[Web page and app entries]
::::
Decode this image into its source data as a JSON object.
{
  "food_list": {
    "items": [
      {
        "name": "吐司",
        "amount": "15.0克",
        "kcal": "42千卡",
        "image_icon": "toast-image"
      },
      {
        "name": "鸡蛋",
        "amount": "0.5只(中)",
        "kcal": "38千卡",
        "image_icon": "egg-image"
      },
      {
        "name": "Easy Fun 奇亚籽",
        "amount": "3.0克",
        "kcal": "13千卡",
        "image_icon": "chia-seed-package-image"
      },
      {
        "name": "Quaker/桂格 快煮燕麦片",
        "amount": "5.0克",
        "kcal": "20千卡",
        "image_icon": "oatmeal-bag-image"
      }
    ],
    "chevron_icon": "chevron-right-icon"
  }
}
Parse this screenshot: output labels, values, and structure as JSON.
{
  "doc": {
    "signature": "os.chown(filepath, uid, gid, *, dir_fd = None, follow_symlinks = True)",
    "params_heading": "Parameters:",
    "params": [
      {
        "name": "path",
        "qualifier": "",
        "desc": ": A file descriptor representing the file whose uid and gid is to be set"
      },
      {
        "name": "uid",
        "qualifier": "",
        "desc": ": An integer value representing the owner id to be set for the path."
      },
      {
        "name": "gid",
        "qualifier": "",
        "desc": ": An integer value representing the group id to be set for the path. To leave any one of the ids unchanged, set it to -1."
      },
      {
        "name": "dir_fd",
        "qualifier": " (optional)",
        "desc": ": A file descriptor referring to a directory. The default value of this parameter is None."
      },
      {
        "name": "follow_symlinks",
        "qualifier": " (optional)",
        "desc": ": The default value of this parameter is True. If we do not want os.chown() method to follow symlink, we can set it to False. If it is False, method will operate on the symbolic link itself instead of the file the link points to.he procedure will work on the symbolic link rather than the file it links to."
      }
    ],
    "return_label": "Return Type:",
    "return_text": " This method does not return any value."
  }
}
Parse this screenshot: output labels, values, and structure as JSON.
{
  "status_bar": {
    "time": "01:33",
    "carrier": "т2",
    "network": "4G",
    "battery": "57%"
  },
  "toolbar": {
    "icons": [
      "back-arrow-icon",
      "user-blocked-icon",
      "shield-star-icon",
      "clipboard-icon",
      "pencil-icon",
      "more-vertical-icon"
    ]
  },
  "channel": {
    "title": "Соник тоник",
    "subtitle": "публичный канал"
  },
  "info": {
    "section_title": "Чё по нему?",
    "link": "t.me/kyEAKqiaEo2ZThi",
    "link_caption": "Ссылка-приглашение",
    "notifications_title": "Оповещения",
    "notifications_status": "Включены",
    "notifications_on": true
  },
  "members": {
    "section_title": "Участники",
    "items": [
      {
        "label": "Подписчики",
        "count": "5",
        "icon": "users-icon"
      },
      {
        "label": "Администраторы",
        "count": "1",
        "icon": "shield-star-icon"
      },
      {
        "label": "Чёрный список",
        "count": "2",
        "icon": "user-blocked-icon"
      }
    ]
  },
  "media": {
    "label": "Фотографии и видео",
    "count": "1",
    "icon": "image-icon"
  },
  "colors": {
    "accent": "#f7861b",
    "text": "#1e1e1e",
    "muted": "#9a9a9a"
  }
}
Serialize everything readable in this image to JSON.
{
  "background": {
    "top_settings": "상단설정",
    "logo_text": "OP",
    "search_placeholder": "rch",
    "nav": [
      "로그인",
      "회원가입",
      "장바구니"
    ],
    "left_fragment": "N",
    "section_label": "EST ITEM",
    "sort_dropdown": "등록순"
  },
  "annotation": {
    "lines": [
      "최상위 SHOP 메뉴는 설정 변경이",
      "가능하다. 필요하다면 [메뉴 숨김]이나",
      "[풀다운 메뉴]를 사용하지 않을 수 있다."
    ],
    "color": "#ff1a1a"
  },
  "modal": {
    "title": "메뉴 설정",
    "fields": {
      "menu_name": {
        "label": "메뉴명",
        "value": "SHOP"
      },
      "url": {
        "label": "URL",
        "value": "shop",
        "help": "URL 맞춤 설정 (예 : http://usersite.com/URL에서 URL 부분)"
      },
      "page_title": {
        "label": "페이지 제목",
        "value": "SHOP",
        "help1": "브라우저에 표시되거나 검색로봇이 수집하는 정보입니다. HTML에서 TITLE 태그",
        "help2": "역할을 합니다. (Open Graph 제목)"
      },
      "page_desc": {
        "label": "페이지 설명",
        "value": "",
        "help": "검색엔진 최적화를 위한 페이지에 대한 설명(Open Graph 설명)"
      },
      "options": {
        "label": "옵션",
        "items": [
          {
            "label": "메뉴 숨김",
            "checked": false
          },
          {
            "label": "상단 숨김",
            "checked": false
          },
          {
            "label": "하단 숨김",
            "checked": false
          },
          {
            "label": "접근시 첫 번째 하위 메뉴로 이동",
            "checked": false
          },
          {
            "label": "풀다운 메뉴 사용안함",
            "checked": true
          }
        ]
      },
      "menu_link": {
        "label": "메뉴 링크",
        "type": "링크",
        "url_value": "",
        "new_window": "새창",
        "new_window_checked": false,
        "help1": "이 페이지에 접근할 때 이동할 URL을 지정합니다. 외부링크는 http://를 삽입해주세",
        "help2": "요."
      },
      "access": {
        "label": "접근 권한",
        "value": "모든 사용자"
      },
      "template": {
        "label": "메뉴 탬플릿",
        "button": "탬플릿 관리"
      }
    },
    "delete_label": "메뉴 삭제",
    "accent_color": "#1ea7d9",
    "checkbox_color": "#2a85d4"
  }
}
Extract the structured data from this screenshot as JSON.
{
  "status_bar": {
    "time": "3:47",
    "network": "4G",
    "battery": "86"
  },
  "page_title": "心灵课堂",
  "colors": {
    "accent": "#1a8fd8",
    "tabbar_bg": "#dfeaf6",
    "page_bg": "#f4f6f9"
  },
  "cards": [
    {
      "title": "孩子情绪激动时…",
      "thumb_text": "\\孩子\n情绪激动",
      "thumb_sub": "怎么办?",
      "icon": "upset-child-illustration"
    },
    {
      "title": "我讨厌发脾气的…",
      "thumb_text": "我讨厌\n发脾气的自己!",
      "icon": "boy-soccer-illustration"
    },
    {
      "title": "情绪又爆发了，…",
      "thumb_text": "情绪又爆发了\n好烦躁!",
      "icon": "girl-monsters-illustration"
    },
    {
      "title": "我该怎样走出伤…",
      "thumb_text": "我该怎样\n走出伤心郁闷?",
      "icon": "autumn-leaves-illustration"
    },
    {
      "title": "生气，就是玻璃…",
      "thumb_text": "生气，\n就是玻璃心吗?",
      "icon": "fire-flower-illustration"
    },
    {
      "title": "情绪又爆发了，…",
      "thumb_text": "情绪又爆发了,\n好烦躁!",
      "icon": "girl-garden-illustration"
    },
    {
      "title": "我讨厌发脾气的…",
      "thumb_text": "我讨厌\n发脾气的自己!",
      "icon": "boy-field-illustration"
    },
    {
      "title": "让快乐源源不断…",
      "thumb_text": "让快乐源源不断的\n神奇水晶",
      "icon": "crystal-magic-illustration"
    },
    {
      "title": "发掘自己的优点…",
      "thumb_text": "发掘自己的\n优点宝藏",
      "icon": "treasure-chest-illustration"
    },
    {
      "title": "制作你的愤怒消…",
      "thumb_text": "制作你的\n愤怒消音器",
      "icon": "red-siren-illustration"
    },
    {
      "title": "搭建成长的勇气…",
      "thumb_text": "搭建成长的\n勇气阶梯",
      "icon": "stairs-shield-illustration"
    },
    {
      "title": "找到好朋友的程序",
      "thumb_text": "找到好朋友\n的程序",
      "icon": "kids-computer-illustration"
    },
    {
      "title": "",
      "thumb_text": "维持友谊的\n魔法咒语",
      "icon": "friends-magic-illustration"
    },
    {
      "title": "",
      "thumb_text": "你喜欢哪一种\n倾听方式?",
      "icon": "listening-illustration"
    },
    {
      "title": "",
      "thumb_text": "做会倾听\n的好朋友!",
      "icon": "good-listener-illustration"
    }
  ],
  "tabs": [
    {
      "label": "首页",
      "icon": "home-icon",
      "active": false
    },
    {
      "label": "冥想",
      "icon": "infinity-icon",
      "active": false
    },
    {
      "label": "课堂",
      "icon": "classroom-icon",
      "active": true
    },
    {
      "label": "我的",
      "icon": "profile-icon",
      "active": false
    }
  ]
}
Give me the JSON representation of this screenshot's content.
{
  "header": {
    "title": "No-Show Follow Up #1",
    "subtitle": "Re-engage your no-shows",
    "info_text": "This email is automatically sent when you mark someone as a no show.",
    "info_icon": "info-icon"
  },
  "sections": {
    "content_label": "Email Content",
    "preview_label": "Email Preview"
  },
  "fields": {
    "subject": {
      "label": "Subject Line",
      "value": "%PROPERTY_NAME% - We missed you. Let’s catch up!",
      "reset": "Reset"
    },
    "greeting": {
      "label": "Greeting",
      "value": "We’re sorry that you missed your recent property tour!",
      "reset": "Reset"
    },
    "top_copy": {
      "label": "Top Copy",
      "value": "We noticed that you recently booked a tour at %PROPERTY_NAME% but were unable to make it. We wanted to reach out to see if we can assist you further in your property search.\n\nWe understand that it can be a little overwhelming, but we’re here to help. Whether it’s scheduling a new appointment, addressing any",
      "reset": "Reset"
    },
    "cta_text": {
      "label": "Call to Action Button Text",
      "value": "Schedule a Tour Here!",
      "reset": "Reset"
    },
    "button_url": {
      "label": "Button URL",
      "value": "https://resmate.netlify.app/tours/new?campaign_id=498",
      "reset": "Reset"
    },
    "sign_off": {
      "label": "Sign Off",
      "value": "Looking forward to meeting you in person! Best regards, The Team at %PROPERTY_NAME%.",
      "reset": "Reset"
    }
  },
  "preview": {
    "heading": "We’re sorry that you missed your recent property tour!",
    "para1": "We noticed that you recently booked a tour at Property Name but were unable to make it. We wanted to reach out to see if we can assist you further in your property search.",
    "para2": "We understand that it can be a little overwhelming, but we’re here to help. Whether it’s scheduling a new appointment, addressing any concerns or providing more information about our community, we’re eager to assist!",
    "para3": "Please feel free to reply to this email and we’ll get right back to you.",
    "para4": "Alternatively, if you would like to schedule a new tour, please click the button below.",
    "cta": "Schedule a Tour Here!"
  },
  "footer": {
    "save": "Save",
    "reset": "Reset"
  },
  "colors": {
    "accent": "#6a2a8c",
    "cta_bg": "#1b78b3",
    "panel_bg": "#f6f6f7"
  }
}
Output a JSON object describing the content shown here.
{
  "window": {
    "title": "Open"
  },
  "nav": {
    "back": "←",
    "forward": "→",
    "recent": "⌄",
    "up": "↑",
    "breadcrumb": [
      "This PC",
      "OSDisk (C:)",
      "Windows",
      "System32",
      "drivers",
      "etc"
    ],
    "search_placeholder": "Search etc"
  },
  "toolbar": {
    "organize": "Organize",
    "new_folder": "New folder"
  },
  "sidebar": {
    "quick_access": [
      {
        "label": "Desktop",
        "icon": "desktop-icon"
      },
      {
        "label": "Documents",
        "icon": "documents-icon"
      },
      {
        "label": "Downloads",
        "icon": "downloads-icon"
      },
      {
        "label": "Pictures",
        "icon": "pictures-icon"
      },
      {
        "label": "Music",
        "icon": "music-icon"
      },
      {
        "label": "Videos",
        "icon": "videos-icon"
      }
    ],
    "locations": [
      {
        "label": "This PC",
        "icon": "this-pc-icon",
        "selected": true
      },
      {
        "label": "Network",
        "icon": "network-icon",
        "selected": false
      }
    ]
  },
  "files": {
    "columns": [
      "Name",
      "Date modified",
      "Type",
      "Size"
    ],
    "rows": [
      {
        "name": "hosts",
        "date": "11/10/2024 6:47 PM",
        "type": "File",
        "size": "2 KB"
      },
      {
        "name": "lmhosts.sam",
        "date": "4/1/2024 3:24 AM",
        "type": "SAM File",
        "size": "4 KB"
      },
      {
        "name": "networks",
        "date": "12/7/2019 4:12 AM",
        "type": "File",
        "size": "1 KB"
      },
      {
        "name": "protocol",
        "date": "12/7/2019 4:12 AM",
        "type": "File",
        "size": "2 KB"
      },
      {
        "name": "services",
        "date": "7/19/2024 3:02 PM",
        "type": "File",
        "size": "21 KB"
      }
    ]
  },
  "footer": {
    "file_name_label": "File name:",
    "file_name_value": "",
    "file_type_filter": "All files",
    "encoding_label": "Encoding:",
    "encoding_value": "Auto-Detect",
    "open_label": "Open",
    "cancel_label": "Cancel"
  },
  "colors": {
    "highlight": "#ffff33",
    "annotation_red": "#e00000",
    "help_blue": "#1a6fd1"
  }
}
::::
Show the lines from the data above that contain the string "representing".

        "desc": ": A file descriptor representing the file whose uid and gid is to be set"
        "desc": ": An integer value representing the owner id to be set for the path."
        "desc": ": An integer value representing the group id to be set for the path. To leave any one of the ids unchanged, set it to -1."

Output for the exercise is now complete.